Many of the problems in this feature include proof sorting activities which challenge you to rearrange statements in order to recreate clear, rigorous proofs. There are also a selection of "dodgy proofs" where your challenge is to find out where the logic breaks down.

Plus magazine has a selection of interesting articles about proofs here.

Age 11 to 18

Challenge Level

If you take four consecutive numbers and add them together, the answer will always be even. What else do you notice?

Age 14 to 18

Challenge Level

Which numbers cannot be written as the sum of two or more consecutive numbers?

Age 14 to 18

Challenge Level

$40$ can be written as $7^2 - 3^2.$ Which other numbers can be written as the difference of squares of odd numbers?

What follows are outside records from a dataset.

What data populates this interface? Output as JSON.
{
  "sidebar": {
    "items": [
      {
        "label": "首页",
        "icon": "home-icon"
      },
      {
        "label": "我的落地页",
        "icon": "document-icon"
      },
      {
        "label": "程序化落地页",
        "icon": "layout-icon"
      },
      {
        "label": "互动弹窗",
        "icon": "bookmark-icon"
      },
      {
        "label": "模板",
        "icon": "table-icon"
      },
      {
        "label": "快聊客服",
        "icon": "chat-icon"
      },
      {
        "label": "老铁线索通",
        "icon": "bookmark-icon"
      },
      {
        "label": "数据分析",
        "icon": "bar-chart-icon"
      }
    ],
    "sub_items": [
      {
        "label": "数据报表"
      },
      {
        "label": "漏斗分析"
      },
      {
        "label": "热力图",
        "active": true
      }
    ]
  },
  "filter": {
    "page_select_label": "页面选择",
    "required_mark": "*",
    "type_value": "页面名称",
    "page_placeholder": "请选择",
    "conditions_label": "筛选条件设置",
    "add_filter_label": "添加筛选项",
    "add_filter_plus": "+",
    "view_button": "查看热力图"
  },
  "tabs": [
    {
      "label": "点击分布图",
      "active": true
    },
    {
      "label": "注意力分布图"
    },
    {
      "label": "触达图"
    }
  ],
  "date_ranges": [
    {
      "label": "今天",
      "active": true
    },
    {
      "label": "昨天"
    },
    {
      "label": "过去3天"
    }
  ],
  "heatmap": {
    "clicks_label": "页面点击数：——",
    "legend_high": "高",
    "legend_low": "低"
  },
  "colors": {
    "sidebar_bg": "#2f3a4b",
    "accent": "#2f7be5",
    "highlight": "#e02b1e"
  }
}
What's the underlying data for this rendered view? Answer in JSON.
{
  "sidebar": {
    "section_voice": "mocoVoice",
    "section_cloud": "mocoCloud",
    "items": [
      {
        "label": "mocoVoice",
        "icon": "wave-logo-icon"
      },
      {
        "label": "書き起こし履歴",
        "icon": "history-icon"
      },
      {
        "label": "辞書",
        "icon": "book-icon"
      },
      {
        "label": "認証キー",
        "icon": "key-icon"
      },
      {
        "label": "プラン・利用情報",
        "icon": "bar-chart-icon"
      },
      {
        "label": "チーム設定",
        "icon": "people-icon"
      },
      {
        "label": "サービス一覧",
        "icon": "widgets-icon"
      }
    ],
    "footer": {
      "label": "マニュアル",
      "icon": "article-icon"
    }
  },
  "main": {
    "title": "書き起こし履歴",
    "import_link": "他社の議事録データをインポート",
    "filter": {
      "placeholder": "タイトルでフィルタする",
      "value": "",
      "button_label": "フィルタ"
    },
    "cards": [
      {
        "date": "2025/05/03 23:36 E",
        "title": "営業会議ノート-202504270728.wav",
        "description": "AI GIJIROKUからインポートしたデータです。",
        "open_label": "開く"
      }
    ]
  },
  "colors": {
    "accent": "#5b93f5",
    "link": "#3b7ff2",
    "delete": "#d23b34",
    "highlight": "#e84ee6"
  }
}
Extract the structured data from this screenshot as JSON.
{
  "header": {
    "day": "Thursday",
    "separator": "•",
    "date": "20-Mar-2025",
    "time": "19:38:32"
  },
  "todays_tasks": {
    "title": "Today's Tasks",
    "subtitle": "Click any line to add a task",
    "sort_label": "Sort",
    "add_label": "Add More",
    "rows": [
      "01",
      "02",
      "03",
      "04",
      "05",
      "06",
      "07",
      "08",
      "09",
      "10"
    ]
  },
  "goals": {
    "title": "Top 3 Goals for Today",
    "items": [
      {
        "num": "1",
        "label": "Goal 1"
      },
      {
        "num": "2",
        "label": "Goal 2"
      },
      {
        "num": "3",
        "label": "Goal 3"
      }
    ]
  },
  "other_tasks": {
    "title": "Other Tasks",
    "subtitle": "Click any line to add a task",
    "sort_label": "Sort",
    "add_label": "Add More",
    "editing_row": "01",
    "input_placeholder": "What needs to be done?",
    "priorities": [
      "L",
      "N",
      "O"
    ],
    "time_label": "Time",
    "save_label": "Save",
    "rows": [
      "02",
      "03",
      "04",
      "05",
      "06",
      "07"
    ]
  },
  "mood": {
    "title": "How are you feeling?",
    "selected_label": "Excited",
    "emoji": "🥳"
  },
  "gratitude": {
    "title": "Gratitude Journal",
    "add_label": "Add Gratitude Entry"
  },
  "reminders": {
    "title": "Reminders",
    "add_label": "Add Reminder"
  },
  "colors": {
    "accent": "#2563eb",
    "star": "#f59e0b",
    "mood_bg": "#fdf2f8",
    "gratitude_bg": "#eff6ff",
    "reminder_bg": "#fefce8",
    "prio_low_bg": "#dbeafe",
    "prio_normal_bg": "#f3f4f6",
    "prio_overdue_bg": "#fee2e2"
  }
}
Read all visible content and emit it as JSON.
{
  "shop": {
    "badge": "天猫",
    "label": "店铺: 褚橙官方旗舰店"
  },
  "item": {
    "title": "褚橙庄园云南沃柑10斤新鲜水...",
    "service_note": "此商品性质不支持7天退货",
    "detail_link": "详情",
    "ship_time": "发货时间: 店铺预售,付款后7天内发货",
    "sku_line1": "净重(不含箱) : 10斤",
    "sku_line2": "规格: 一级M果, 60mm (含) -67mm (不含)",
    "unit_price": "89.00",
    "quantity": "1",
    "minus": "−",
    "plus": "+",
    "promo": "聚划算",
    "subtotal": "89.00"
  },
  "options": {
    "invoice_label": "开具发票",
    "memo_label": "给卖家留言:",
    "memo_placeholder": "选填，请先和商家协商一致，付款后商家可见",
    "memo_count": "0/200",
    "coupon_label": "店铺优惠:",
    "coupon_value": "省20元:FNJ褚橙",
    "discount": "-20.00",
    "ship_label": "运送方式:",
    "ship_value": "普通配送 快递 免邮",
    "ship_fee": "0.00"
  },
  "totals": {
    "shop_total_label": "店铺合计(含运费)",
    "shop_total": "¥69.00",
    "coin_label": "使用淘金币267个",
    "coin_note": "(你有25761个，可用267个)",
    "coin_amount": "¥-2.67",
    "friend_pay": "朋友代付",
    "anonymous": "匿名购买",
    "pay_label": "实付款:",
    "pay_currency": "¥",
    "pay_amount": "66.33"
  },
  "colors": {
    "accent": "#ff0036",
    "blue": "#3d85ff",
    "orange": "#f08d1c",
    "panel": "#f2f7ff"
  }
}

Age 16 to 18

Challenge Level

Can you work through these direct proofs, using our interactive proof sorters?

Age 16 to 18

Challenge Level

Can you use Proof by Induction to establish what will happen when you add more and more odd numbers?

Age 16 to 18

Challenge Level

Here are a few questions taken from the Test of Mathematics for University Admission (or TMUA).

*We are very grateful to the Heilbronn Institute for Mathematical Research for their generous support for the development of these resources.*

This collection of problems has been put together to help you to explore and understand important ideas in statistics.

These problems invite you to explore integration as area, and use area integrals to solve problems.